(Michael): I think that's right though the question you have to ask yourself if you're in an subordinate position and are considering an intercreditor agreement is, will that remedy be a viable remedy for me, meaning can you actually do what you need to do to take over the borrower’s position and finish the project.
And that involves injecting money into the project either in the form of curing monetary defaults under the senior, or sometimes paying off the senior at par which obviously can be a very difficult proposition for the typical NCE (the entity the EB5 investors invest into). That type of liquidity is not typically available.
So if you can partner with someone who has access to that capital and experience in completing construction projects, whether it's a hotel or whatever it is, then you get closer to saying this is a viable remedy and it's worth pushing for and undergoing some of the difficulties that are always involved in getting an intercreditor agreement to get investor visa usa.
What remedies are available without an Intercreditor Agreement?
(Rupy Cheema): If there is no intercreditor agreement and the EB5 loan is a mezzanine loan then what can we generally assume the remedies available are to the EB5 lenders?
(Michael): If there is not an intercreditor agreement, the remedies available would depend on the security provided to the EB5 loan.
If they were to obtain a second lien on the real property they would have the rights and remedies of second lien holder which would be structurally subordinate to the senior lender even without an intercreditor agreement. In terms of the first lien mortgage, it would be recorded first and then the EB5 lenders mortgage would be recorded.
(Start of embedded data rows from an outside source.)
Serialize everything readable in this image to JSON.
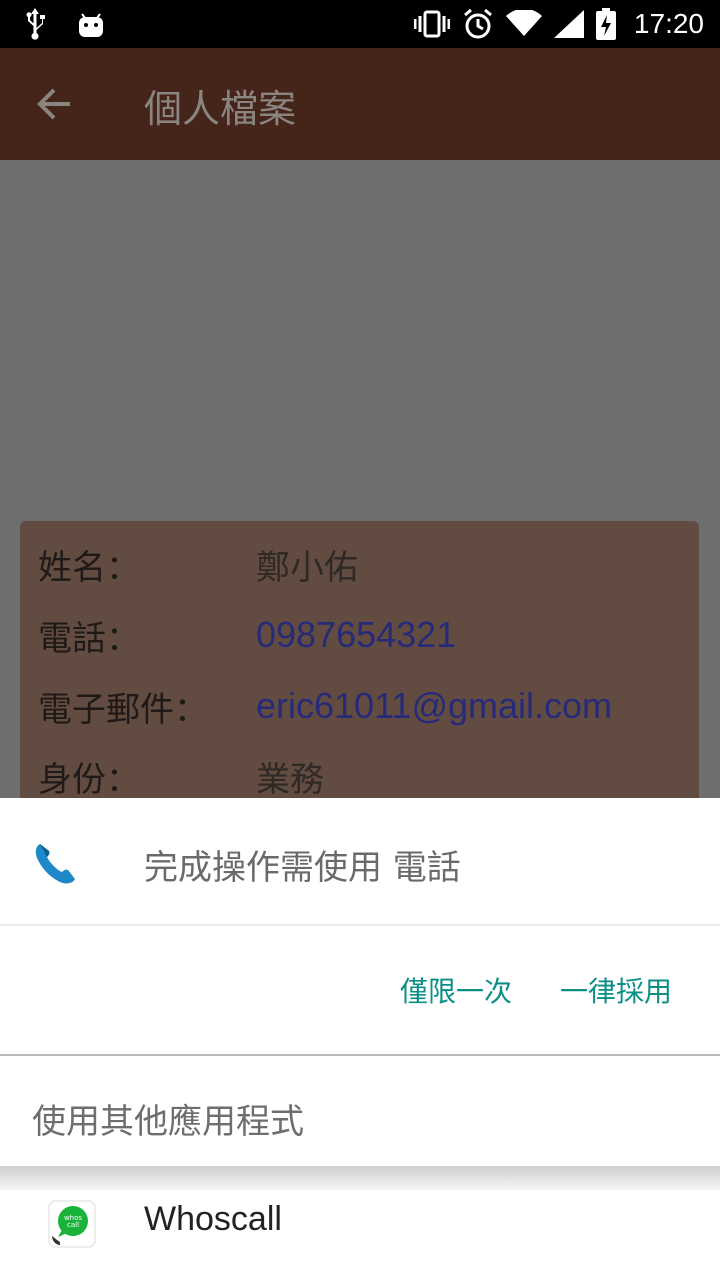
{
  "status_bar": {
    "time": "17:20",
    "icons": [
      "usb-icon",
      "android-icon",
      "vibrate-icon",
      "alarm-icon",
      "wifi-icon",
      "signal-icon",
      "battery-charging-icon"
    ]
  },
  "app_bar": {
    "back_icon": "arrow-back-icon",
    "title": "個人檔案"
  },
  "profile": {
    "rows": [
      {
        "label": "姓名：",
        "value": "鄭小佑"
      },
      {
        "label": "電話：",
        "value": "0987654321"
      },
      {
        "label": "電子郵件：",
        "value": "eric61011@gmail.com"
      },
      {
        "label": "身份：",
        "value": "業務"
      }
    ]
  },
  "sheet": {
    "title": "完成操作需使用 電話",
    "icon": "phone-icon",
    "once_label": "僅限一次",
    "always_label": "一律採用",
    "other_apps_label": "使用其他應用程式",
    "apps": [
      {
        "name": "Whoscall",
        "icon": "whoscall-icon",
        "icon_text": "whos call"
      }
    ]
  },
  "colors": {
    "app_bar": "#45241a",
    "card": "#624c41",
    "accent": "#0c8f86",
    "link": "#262a78"
  }
}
Essentially the senior lender in that case would drive the ship in a foreclosure proceeding and could wipe out the junior lender if they foreclosed on their interest (on their senior mortgage).
In terms of a second lien mortgage, that's how it would be set up. Now if there were any proceeds after the first lien had been paid in full, those should be distributed to the second lien holder before any proceeds of a foreclosure sale are made available to the borrower entity.
Structurally they would be subordinate and then with respective proceeds they probably wouldn't see anything because senior lenders typically did not made whole in foreclosure proceedings.